----- Materials provided
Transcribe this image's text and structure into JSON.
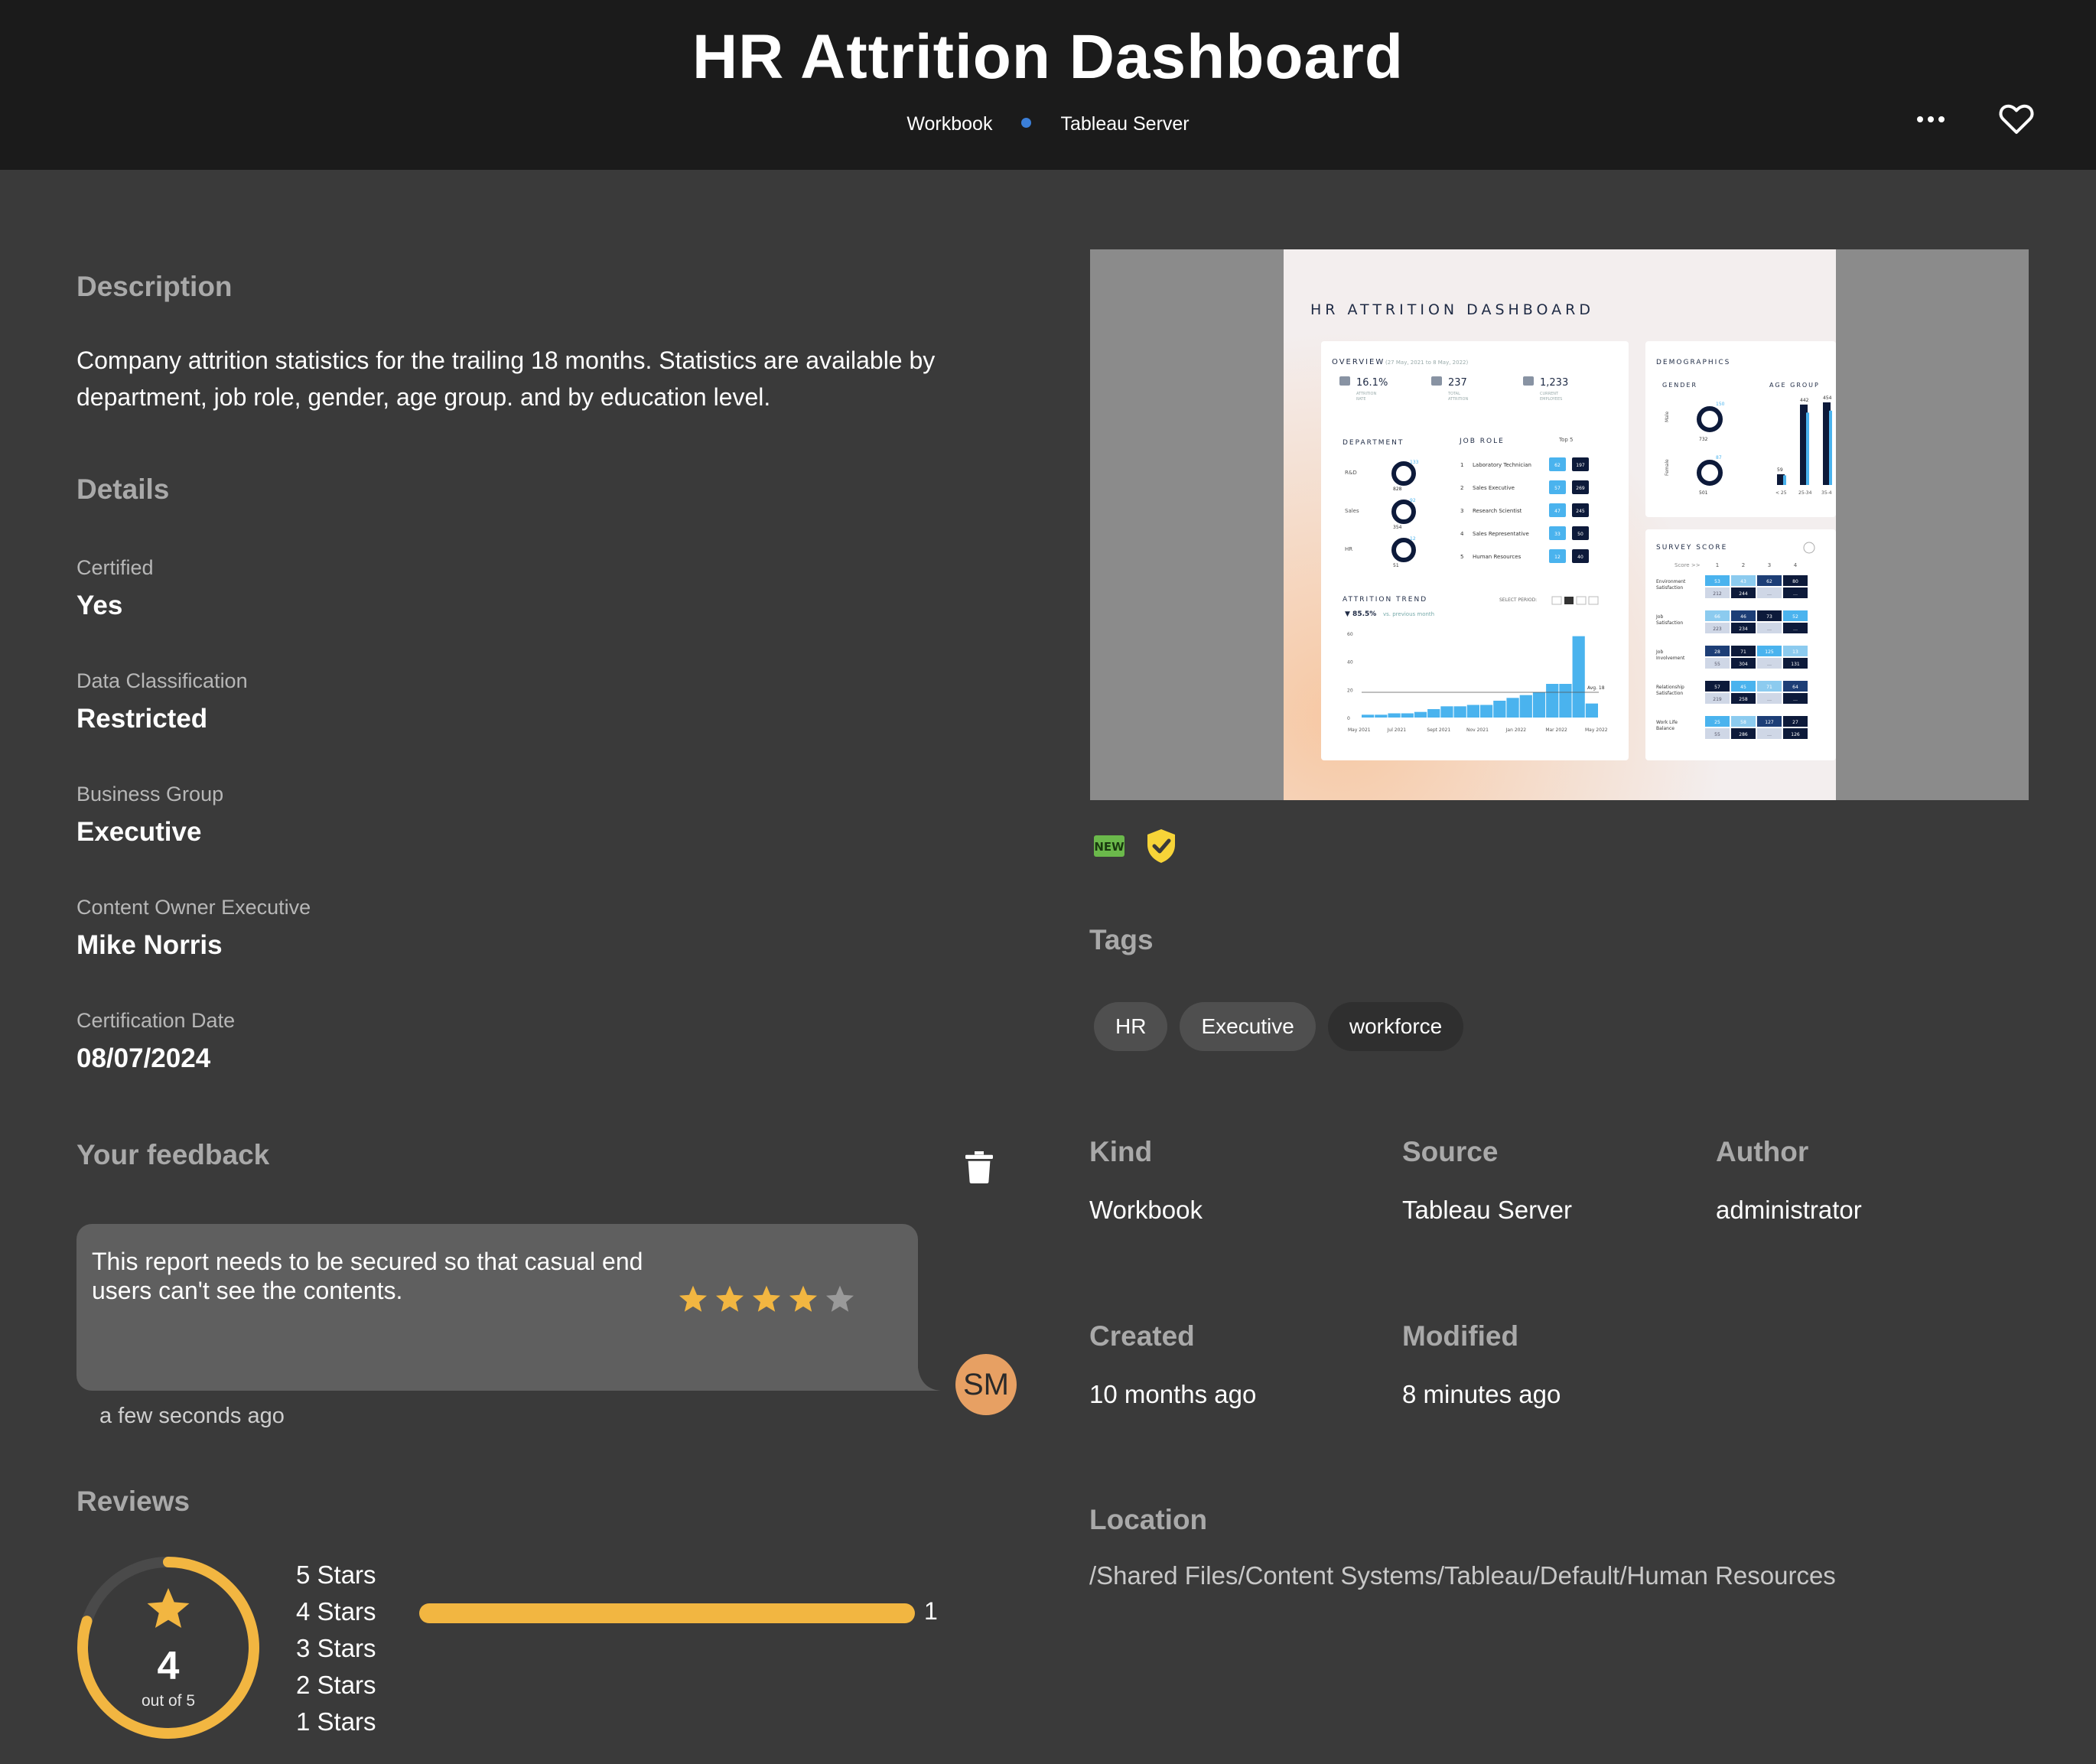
{
  "header": {
    "title": "HR Attrition Dashboard",
    "kind": "Workbook",
    "source": "Tableau Server"
  },
  "description": {
    "heading": "Description",
    "text_line1": "Company attrition statistics for the trailing 18 months. Statistics are available by",
    "text_line2": "department, job role, gender, age group. and by education level."
  },
  "details": {
    "heading": "Details",
    "items": [
      {
        "label": "Certified",
        "value": "Yes"
      },
      {
        "label": "Data Classification",
        "value": "Restricted"
      },
      {
        "label": "Business Group",
        "value": "Executive"
      },
      {
        "label": "Content Owner Executive",
        "value": "Mike Norris"
      },
      {
        "label": "Certification Date",
        "value": "08/07/2024"
      }
    ]
  },
  "feedback": {
    "heading": "Your feedback",
    "line1": "This report needs to be secured so that casual end",
    "line2": "users can't see the contents.",
    "stars": 4,
    "stars_max": 5,
    "avatar_initials": "SM",
    "time": "a few seconds ago"
  },
  "reviews": {
    "heading": "Reviews",
    "average": "4",
    "out_of": "out of 5",
    "rating_fraction": 0.8,
    "breakdown": [
      {
        "label": "5 Stars",
        "count": "",
        "fraction": 0
      },
      {
        "label": "4 Stars",
        "count": "1",
        "fraction": 1
      },
      {
        "label": "3 Stars",
        "count": "",
        "fraction": 0
      },
      {
        "label": "2 Stars",
        "count": "",
        "fraction": 0
      },
      {
        "label": "1 Stars",
        "count": "",
        "fraction": 0
      }
    ]
  },
  "badges": {
    "new": "NEW",
    "new_icon": "new-badge-icon",
    "certified_icon": "certified-shield-icon"
  },
  "tags": {
    "heading": "Tags",
    "items": [
      "HR",
      "Executive",
      "workforce"
    ]
  },
  "meta": {
    "kind_label": "Kind",
    "kind_value": "Workbook",
    "source_label": "Source",
    "source_value": "Tableau Server",
    "author_label": "Author",
    "author_value": "administrator",
    "created_label": "Created",
    "created_value": "10 months ago",
    "modified_label": "Modified",
    "modified_value": "8 minutes ago",
    "location_label": "Location",
    "location_value": "/Shared Files/Content Systems/Tableau/Default/Human Resources"
  },
  "thumbnail": {
    "title": "HR ATTRITION DASHBOARD",
    "overview": "OVERVIEW",
    "overview_range": "(27 May, 2021 to 8 May, 2022)",
    "kpis": [
      {
        "value": "16.1%",
        "label1": "ATTRITION",
        "label2": "RATE"
      },
      {
        "value": "237",
        "label1": "TOTAL",
        "label2": "ATTRITION"
      },
      {
        "value": "1,233",
        "label1": "CURRENT",
        "label2": "EMPLOYEES"
      }
    ],
    "department": "DEPARTMENT",
    "departments": [
      {
        "name": "R&D",
        "a": "133",
        "b": "828"
      },
      {
        "name": "Sales",
        "a": "92",
        "b": "354"
      },
      {
        "name": "HR",
        "a": "12",
        "b": "51"
      }
    ],
    "job_role": "JOB ROLE",
    "top5": "Top 5",
    "roles": [
      {
        "rank": "1",
        "name": "Laboratory Technician",
        "a": "62",
        "b": "197"
      },
      {
        "rank": "2",
        "name": "Sales Executive",
        "a": "57",
        "b": "269"
      },
      {
        "rank": "3",
        "name": "Research Scientist",
        "a": "47",
        "b": "245"
      },
      {
        "rank": "4",
        "name": "Sales Representative",
        "a": "33",
        "b": "50"
      },
      {
        "rank": "5",
        "name": "Human Resources",
        "a": "12",
        "b": "40"
      }
    ],
    "trend": "ATTRITION TREND",
    "select_period": "SELECT PERIOD:",
    "trend_change": "▼ 85.5%",
    "trend_change_note": "vs. previous month",
    "trend_y_ticks": [
      "60",
      "40",
      "20",
      "0"
    ],
    "trend_x_ticks": [
      "May 2021",
      "Jul 2021",
      "Sept 2021",
      "Nov 2021",
      "Jan 2022",
      "Mar 2022",
      "May 2022"
    ],
    "trend_avg": "Avg. 18",
    "trend_values": [
      2,
      2,
      3,
      3,
      4,
      6,
      8,
      8,
      9,
      9,
      12,
      14,
      16,
      18,
      24,
      24,
      58,
      10
    ],
    "demographics": "DEMOGRAPHICS",
    "gender": "GENDER",
    "genders": [
      {
        "name": "Male",
        "a": "150",
        "b": "732"
      },
      {
        "name": "Female",
        "a": "87",
        "b": "501"
      }
    ],
    "age_group": "AGE GROUP",
    "age_labels": [
      "< 25",
      "25-34",
      "35-4"
    ],
    "age_values": [
      59,
      442,
      454
    ],
    "survey": "SURVEY SCORE",
    "survey_scale": "Score >>",
    "survey_cols": [
      "1",
      "2",
      "3",
      "4"
    ],
    "survey_rows": [
      {
        "name1": "Environment",
        "name2": "Satisfaction",
        "top": [
          "53",
          "43",
          "62",
          "80"
        ],
        "bottom": [
          "212",
          "244",
          "…",
          "…"
        ]
      },
      {
        "name1": "Job",
        "name2": "Satisfaction",
        "top": [
          "66",
          "46",
          "73",
          "52"
        ],
        "bottom": [
          "223",
          "234",
          "…",
          "…"
        ]
      },
      {
        "name1": "Job",
        "name2": "Involvement",
        "top": [
          "28",
          "71",
          "125",
          "13"
        ],
        "bottom": [
          "55",
          "304",
          "…",
          "131"
        ]
      },
      {
        "name1": "Relationship",
        "name2": "Satisfaction",
        "top": [
          "57",
          "45",
          "71",
          "64"
        ],
        "bottom": [
          "219",
          "258",
          "…",
          "…"
        ]
      },
      {
        "name1": "Work Life",
        "name2": "Balance",
        "top": [
          "25",
          "58",
          "127",
          "27"
        ],
        "bottom": [
          "55",
          "286",
          "…",
          "126"
        ]
      }
    ]
  },
  "colors": {
    "accent_star": "#f2b641",
    "avatar": "#e7a063",
    "dot": "#3b7fd8",
    "chart_blue": "#4ab3ee",
    "chart_navy": "#0d1a3a"
  }
}
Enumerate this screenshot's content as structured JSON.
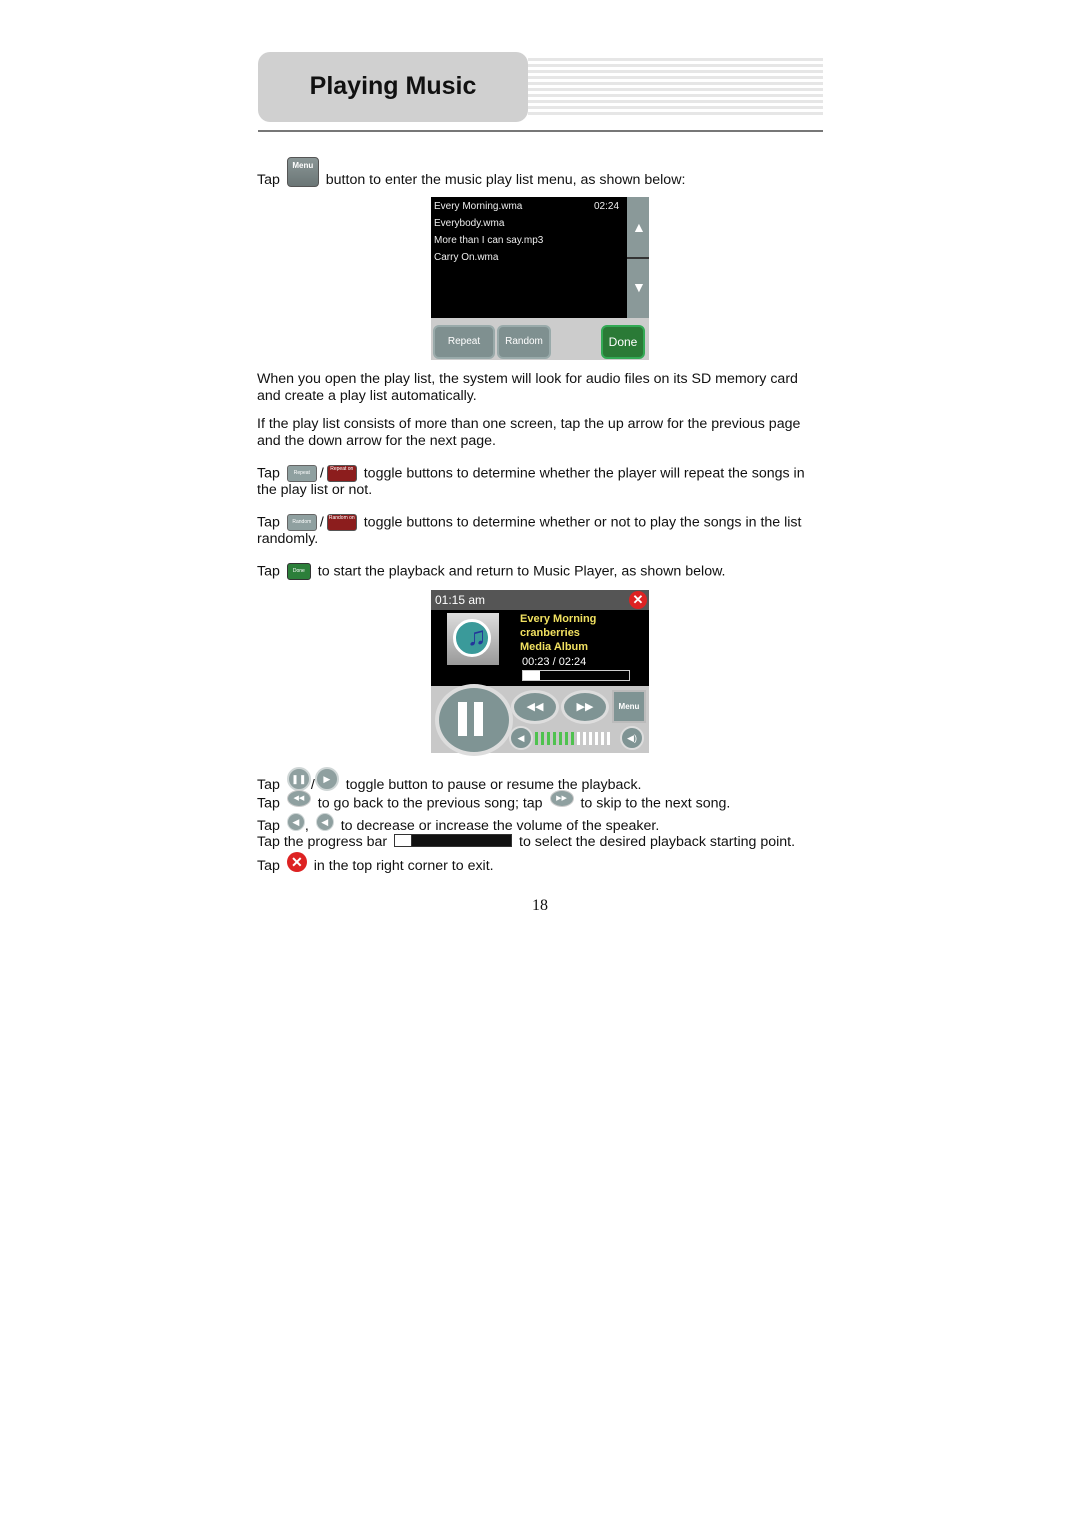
{
  "header": {
    "title": "Playing Music"
  },
  "intro": {
    "prefix": "Tap",
    "icon_label": "Menu",
    "suffix": "button to enter the music play list menu, as shown below:"
  },
  "playlist_screen": {
    "items": [
      "Every Morning.wma",
      "Everybody.wma",
      "More than I can say.mp3",
      "Carry On.wma"
    ],
    "current_duration": "02:24",
    "up_arrow": "▲",
    "down_arrow": "▼",
    "buttons": {
      "repeat": "Repeat",
      "random": "Random",
      "done": "Done"
    }
  },
  "paragraphs": {
    "p1": "When you open the play list, the system will look for audio files on its SD memory card and create a play list automatically.",
    "p2": "If the play list consists of more than one screen, tap the up arrow for the previous page and the down arrow for the next page."
  },
  "instructions": {
    "tap": "Tap",
    "slash": "/",
    "repeat_off_icon": "Repeat",
    "repeat_on_icon": "Repeat on",
    "repeat_text": "toggle buttons to determine whether the player will repeat the songs in",
    "repeat_text2": "the play list or not.",
    "random_off_icon": "Random",
    "random_on_icon": "Random on",
    "random_text": "toggle buttons to determine whether or not to play the songs in the list",
    "random_text2": "randomly.",
    "done_icon": "Done",
    "done_text": "to start the playback and return to Music Player, as shown below."
  },
  "player_screen": {
    "clock": "01:15  am",
    "title": "Every Morning",
    "artist": "cranberries",
    "album": "Media Album",
    "elapsed": "00:23",
    "separator": "/",
    "total": "02:24",
    "progress_fraction": 0.16,
    "volume_level": 7,
    "volume_max": 13,
    "menu_label": "Menu",
    "close_glyph": "✕",
    "rewind_glyph": "◀◀",
    "forward_glyph": "▶▶",
    "vol_down_glyph": "◀",
    "vol_up_glyph": "◀)",
    "accent_green": "#4fc24f",
    "title_color": "#f0e060"
  },
  "controls_help": {
    "pause_play_text": "toggle button to pause or resume the playback.",
    "prev_text": "to go back to the previous song; tap",
    "next_text": "to skip to the next song.",
    "comma": ",",
    "volume_text": "to decrease or increase the volume of the speaker.",
    "progress_prefix": "Tap the progress bar",
    "progress_text": "to select the desired playback starting point.",
    "exit_text": "in the top right corner to exit.",
    "pause_glyph": "❚❚",
    "play_glyph": "▶",
    "rew_glyph": "◀◀",
    "fwd_glyph": "▶▶",
    "vdown_glyph": "◀",
    "vup_glyph": "◀",
    "x_glyph": "✕"
  },
  "page_number": "18"
}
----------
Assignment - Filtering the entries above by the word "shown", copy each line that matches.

Written reply -
    "suffix": "button to enter the music play list menu, as shown below:"
    "done_text": "to start the playback and return to Music Player, as shown below."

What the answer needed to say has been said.